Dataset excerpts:
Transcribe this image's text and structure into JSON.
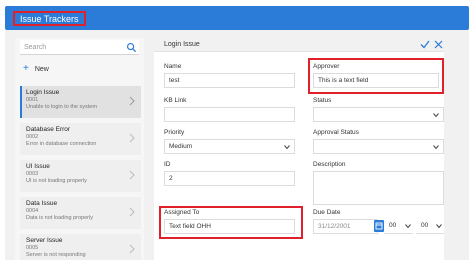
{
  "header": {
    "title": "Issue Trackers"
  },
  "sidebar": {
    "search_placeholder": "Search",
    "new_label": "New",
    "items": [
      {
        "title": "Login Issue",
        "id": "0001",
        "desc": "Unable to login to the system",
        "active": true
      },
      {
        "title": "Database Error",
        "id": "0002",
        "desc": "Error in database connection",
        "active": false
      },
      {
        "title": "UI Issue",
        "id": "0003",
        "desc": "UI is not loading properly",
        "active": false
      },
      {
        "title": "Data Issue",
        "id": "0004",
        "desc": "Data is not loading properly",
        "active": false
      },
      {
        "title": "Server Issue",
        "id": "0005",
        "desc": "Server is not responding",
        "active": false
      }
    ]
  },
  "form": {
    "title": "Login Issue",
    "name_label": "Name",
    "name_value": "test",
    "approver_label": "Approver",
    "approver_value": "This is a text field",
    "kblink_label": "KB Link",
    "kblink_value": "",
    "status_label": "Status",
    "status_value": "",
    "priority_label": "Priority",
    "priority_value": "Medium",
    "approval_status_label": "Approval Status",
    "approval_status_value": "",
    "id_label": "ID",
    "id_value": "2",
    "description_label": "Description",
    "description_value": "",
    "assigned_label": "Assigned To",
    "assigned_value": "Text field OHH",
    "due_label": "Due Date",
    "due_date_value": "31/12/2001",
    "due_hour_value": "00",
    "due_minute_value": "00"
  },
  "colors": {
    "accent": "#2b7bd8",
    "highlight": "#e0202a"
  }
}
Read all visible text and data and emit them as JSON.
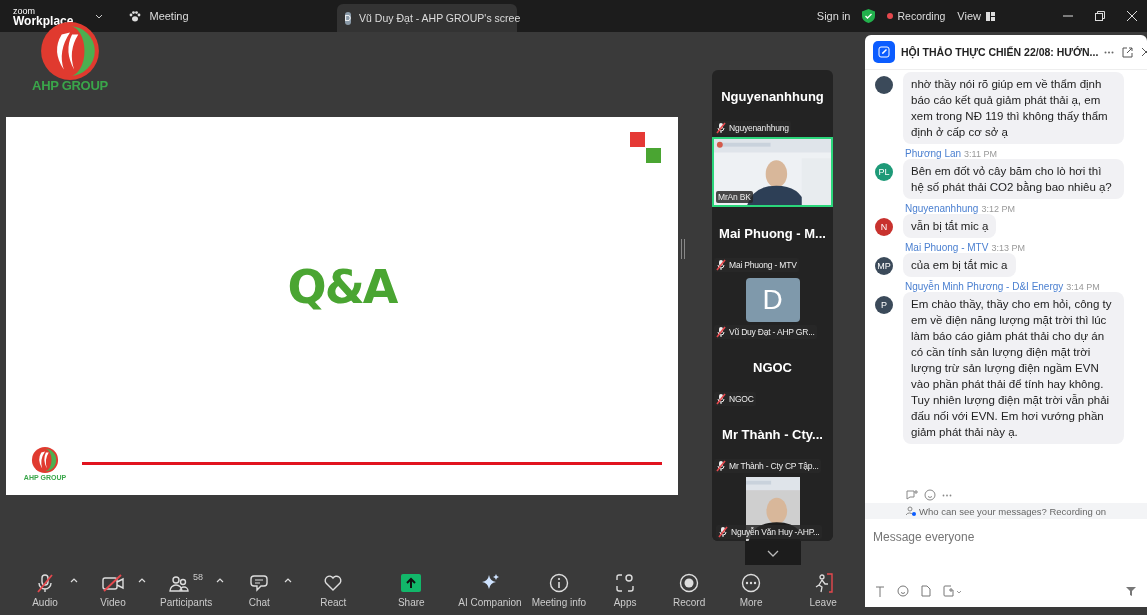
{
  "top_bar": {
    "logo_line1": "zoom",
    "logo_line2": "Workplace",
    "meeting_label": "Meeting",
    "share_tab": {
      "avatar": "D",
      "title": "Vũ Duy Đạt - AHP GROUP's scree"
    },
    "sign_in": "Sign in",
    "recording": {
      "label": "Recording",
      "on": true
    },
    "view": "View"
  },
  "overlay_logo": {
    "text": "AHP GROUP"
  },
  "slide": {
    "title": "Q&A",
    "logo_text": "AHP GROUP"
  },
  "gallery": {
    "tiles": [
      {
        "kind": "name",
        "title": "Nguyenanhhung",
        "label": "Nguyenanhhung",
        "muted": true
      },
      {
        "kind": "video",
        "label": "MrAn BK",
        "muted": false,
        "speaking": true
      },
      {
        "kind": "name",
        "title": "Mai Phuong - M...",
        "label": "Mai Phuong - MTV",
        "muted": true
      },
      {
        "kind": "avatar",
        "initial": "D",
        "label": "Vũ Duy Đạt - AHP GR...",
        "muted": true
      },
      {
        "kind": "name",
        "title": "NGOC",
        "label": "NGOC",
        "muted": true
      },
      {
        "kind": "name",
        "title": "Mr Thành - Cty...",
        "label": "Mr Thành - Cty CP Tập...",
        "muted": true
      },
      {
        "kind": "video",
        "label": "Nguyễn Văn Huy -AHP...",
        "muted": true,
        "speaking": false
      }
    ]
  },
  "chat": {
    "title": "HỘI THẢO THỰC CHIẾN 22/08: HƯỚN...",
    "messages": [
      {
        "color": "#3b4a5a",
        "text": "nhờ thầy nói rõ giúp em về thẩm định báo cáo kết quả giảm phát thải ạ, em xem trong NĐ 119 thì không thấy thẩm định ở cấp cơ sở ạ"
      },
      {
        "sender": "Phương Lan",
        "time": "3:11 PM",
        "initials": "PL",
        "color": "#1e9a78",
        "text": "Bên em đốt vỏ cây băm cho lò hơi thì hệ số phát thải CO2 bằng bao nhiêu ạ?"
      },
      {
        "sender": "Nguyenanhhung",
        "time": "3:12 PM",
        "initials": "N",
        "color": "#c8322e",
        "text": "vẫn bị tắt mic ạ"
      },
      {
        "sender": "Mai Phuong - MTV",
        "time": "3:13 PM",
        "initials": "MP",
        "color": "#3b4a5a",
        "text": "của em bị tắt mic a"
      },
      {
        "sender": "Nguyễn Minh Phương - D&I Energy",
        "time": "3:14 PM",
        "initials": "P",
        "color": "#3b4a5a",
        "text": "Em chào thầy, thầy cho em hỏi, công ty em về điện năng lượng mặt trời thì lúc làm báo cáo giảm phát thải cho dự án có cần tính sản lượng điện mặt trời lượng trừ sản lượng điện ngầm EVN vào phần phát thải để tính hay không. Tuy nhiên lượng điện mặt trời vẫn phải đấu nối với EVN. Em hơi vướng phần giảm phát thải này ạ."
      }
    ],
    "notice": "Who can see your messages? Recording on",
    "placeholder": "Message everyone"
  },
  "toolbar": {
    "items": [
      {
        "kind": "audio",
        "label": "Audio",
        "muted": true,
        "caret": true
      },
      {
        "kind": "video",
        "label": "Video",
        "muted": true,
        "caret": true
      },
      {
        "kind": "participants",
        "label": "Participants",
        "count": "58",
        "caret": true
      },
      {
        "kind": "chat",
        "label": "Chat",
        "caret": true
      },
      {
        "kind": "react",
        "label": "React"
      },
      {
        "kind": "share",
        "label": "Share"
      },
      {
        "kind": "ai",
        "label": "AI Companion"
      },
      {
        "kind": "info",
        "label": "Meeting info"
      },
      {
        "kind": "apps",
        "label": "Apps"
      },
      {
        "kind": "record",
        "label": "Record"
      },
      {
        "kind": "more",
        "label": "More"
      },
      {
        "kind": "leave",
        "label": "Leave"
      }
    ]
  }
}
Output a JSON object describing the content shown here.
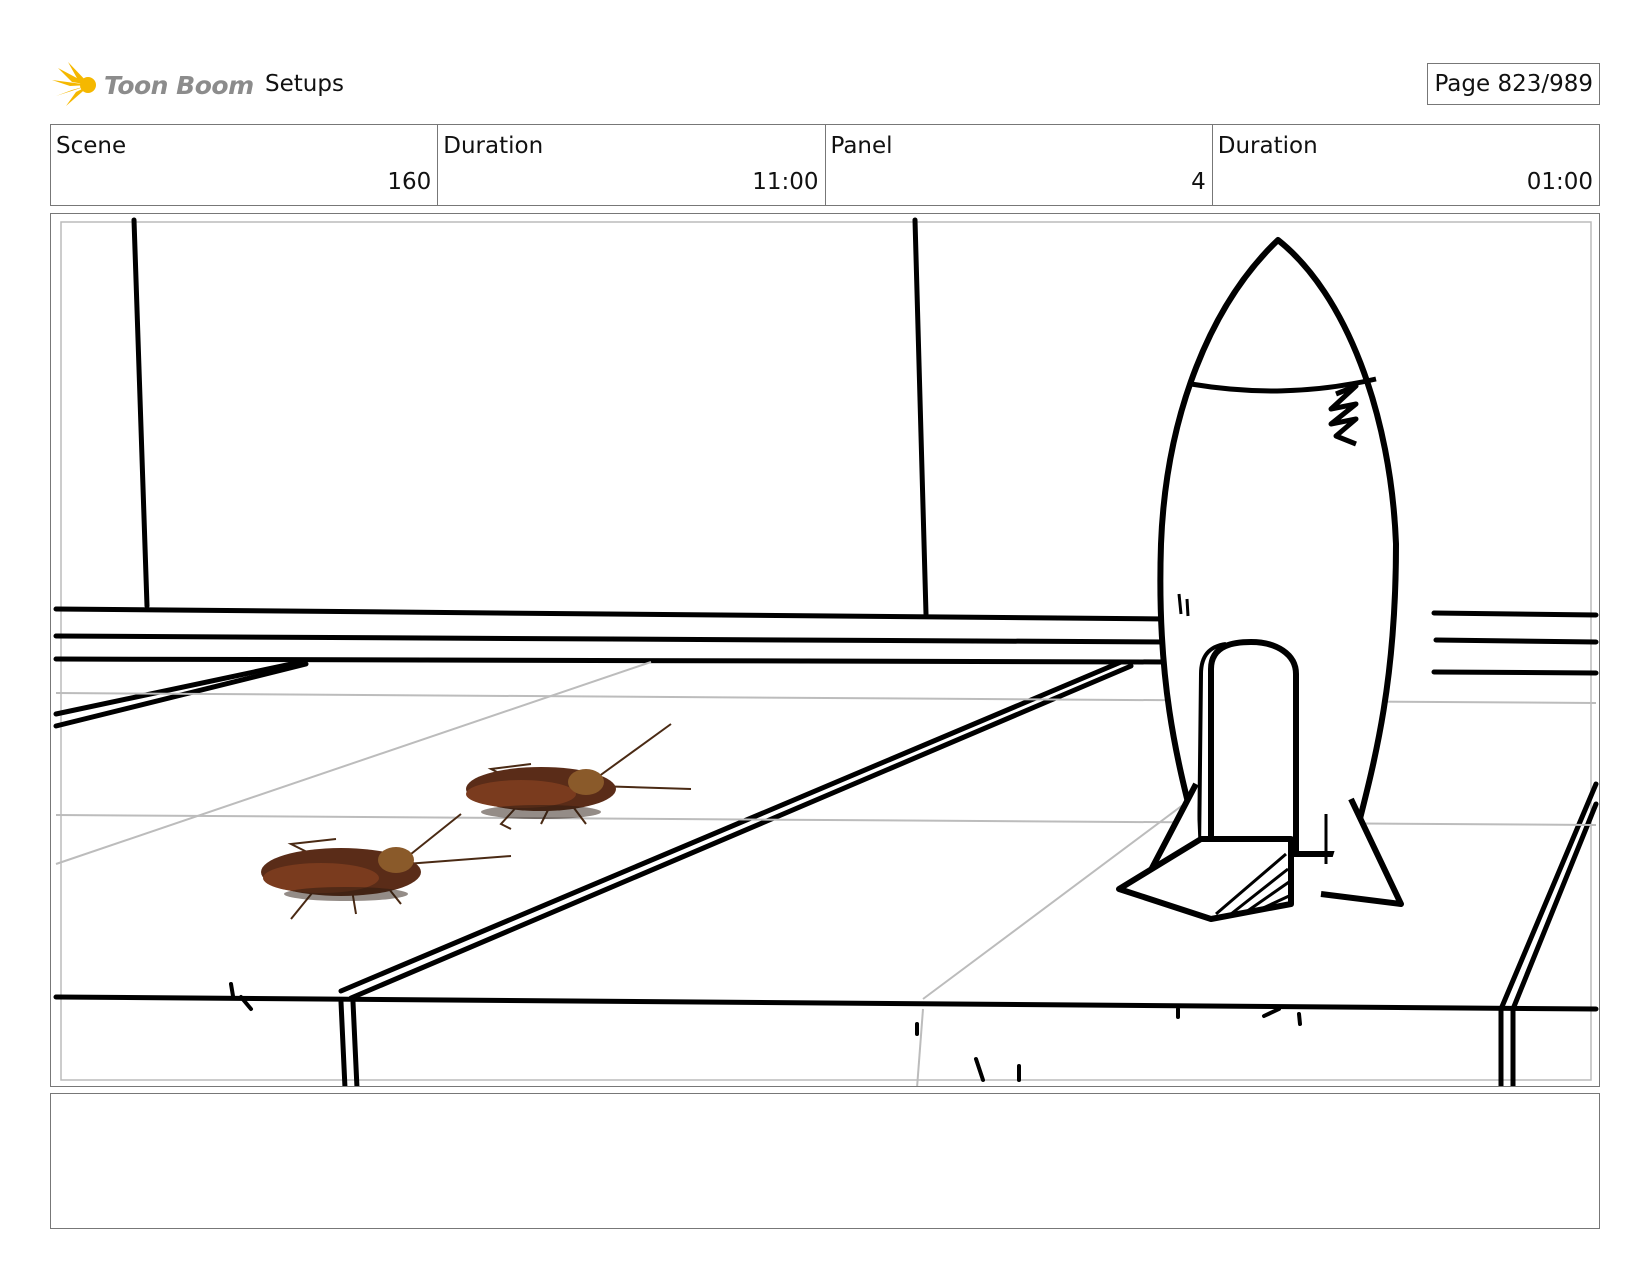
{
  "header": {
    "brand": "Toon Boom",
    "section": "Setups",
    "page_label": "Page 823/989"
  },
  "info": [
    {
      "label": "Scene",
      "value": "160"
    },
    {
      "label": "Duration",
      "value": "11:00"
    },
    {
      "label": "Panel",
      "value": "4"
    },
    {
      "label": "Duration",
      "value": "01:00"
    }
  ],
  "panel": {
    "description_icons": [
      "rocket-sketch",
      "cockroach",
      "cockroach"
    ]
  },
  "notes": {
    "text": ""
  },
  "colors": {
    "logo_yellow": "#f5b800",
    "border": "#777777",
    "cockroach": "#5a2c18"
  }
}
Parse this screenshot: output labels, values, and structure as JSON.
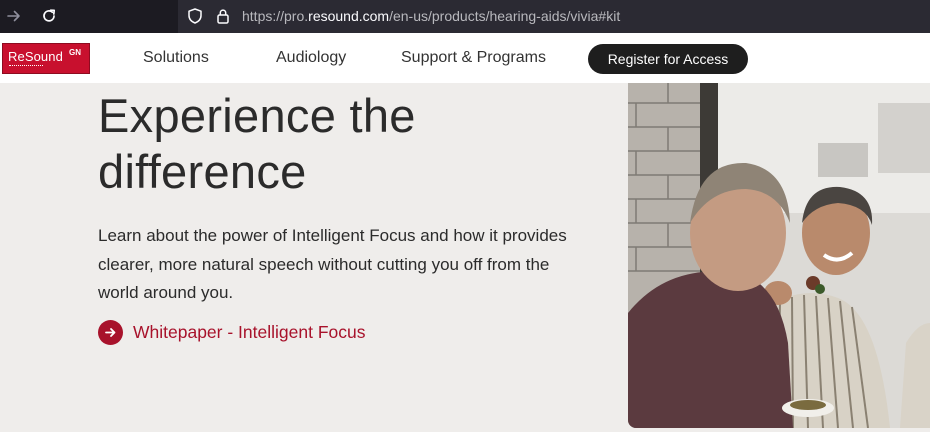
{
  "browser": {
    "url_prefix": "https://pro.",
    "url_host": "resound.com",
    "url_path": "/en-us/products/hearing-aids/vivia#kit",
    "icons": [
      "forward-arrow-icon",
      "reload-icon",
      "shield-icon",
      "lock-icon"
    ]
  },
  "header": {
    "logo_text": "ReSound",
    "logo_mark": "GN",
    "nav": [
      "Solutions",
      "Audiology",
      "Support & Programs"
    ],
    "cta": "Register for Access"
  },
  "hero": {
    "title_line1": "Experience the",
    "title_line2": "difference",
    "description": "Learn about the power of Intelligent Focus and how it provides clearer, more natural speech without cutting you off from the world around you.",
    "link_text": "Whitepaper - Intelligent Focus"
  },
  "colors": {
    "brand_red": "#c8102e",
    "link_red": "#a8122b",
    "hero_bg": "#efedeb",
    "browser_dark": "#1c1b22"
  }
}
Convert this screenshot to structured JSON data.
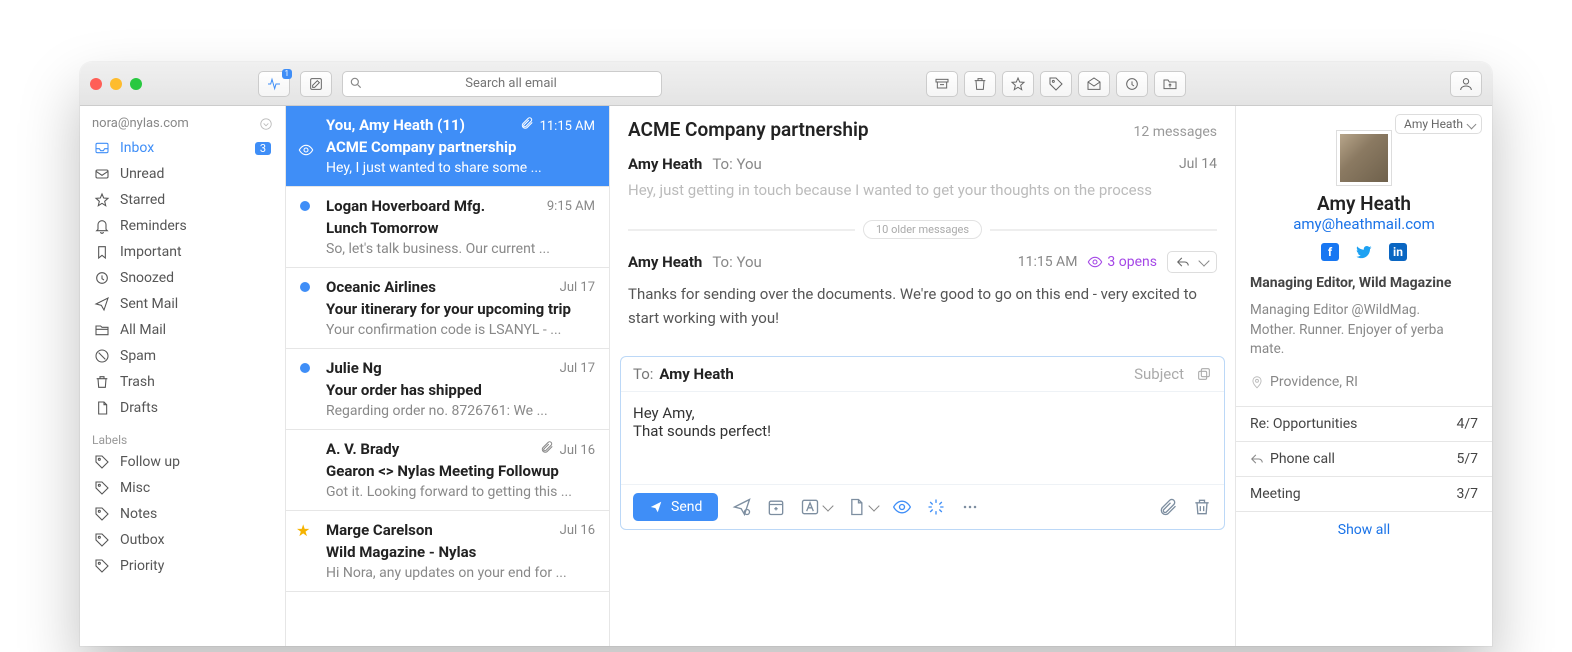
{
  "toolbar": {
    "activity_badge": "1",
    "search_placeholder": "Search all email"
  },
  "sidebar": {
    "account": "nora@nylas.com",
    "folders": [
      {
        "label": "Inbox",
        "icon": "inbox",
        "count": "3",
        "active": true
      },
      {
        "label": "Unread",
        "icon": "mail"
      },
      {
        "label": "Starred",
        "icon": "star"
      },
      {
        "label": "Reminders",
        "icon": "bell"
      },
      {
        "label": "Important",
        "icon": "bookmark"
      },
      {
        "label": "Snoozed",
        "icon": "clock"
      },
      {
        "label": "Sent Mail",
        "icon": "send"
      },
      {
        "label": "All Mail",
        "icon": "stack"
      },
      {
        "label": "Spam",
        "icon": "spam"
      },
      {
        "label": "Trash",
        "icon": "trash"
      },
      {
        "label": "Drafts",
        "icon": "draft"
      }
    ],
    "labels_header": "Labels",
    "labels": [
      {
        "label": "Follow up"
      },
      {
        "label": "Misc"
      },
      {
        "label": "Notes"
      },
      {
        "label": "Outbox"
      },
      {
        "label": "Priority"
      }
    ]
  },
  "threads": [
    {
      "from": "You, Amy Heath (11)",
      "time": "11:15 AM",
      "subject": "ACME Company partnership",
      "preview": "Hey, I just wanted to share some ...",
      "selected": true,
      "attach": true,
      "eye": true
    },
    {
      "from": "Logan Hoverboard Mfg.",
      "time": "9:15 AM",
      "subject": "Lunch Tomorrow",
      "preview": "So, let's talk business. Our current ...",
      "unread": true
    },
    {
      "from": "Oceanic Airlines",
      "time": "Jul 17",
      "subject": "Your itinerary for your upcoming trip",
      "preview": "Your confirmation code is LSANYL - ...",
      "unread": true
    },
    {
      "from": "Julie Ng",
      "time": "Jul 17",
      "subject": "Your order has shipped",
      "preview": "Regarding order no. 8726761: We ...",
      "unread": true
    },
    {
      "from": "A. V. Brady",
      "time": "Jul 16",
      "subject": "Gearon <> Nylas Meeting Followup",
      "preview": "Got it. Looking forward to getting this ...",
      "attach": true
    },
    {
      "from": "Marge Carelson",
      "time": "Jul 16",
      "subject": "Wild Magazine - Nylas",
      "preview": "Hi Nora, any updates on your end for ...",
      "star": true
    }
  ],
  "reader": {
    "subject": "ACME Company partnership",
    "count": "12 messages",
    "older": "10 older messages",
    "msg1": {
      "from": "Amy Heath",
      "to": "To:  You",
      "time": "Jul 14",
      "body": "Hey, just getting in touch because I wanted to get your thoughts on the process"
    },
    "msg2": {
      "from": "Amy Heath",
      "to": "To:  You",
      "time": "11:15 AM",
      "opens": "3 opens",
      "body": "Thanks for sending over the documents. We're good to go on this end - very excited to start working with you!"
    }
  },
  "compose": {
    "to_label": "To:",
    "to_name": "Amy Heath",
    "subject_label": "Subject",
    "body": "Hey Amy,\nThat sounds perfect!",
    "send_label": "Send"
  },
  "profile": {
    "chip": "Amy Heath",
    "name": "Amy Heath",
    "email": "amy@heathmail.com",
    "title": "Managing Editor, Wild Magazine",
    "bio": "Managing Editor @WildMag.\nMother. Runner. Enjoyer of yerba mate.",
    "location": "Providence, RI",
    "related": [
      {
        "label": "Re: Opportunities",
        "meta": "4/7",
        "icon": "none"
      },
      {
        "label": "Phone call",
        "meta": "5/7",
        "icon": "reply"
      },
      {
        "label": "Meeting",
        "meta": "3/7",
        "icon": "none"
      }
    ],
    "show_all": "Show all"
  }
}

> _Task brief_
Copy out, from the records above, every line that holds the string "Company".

> _Finished exercise_
      "subject": "ACME Company partnership",
    "subject": "ACME Company partnership",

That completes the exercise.